In the entries below, find the string "icon" and return each line holding it.

══ Records for the exercise

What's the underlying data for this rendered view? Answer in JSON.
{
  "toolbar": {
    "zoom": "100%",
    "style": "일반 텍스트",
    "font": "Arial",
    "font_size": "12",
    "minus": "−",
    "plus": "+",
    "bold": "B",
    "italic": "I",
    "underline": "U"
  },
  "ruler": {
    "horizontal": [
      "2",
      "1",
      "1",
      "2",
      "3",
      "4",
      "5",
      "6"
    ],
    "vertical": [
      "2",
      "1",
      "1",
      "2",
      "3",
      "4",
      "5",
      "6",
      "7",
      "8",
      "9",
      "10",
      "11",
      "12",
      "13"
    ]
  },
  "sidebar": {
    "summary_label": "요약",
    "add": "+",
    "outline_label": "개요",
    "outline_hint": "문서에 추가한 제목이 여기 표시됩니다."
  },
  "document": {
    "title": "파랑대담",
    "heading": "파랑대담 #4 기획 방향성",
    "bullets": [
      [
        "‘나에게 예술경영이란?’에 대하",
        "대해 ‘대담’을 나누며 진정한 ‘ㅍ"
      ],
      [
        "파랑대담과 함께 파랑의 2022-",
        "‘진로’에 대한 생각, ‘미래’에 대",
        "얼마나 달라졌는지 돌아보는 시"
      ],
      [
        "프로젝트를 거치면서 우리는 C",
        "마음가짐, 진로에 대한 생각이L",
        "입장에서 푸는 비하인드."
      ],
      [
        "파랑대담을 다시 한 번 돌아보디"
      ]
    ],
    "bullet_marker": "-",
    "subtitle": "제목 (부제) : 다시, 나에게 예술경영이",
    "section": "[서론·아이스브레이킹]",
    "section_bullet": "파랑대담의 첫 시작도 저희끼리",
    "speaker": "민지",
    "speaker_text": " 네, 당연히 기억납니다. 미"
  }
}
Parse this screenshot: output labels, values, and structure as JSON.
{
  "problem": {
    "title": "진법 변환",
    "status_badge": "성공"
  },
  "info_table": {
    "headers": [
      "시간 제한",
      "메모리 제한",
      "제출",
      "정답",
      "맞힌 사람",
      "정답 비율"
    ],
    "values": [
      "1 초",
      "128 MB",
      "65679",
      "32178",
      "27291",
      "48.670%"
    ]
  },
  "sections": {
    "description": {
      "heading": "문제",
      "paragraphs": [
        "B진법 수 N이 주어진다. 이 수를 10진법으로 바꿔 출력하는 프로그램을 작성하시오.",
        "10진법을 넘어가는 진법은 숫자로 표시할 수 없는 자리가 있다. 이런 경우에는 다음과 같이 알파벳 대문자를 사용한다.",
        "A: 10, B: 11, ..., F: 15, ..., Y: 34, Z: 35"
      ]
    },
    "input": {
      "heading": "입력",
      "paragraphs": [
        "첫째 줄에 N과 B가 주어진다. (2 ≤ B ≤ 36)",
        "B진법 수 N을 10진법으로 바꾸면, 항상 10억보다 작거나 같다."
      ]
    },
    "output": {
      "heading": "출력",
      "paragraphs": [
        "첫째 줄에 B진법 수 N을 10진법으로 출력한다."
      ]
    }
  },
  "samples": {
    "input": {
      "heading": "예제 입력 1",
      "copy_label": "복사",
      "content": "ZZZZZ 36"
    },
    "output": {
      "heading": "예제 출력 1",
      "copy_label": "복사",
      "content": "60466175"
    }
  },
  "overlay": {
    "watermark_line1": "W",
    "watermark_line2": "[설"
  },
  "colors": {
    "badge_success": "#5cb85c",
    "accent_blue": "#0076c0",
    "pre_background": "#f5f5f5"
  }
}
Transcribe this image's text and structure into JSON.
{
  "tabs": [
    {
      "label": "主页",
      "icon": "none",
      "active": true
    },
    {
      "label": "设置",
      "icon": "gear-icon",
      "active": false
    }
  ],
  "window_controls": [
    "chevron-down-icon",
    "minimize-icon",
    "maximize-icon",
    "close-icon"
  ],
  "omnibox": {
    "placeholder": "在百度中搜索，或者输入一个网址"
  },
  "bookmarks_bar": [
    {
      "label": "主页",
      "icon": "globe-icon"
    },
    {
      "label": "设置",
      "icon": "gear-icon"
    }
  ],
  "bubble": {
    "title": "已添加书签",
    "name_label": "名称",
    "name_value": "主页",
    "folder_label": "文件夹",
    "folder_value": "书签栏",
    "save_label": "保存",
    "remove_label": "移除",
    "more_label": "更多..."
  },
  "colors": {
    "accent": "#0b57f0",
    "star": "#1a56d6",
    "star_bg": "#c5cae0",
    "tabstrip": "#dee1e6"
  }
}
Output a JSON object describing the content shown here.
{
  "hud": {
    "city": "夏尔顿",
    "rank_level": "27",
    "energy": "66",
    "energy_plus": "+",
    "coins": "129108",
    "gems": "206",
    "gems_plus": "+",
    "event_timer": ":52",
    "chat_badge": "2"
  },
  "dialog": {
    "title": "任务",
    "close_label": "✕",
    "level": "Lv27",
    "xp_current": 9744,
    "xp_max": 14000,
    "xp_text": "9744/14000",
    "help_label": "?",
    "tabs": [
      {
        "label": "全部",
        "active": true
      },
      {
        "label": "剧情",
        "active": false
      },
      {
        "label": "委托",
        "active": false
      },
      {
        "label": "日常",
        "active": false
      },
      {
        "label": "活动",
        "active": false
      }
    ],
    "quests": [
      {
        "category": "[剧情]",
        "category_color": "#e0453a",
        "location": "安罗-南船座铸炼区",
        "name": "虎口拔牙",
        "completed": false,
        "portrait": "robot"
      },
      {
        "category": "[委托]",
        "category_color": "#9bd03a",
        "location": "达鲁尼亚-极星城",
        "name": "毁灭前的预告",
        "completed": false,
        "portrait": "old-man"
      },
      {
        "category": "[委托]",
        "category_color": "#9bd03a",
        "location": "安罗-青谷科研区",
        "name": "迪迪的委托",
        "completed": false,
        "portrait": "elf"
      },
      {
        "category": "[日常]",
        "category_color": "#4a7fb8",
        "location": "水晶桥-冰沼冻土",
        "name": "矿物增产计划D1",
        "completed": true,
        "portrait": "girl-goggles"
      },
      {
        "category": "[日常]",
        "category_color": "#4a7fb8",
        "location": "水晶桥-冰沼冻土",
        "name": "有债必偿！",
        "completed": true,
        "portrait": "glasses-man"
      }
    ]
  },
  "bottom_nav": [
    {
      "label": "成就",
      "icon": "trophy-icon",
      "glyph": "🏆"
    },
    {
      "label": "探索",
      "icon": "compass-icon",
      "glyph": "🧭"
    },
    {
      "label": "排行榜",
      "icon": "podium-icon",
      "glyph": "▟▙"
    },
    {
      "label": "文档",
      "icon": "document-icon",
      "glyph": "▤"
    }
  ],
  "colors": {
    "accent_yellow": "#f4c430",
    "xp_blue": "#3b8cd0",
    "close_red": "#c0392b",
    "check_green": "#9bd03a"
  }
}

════

- _Written reply_:
      "icon": "none",
      "icon": "gear-icon",
    "chevron-down-icon",
    "minimize-icon",
    "maximize-icon",
    "close-icon"
      "icon": "globe-icon"
      "icon": "gear-icon"
      "icon": "trophy-icon",
      "icon": "compass-icon",
      "icon": "podium-icon",
      "icon": "document-icon",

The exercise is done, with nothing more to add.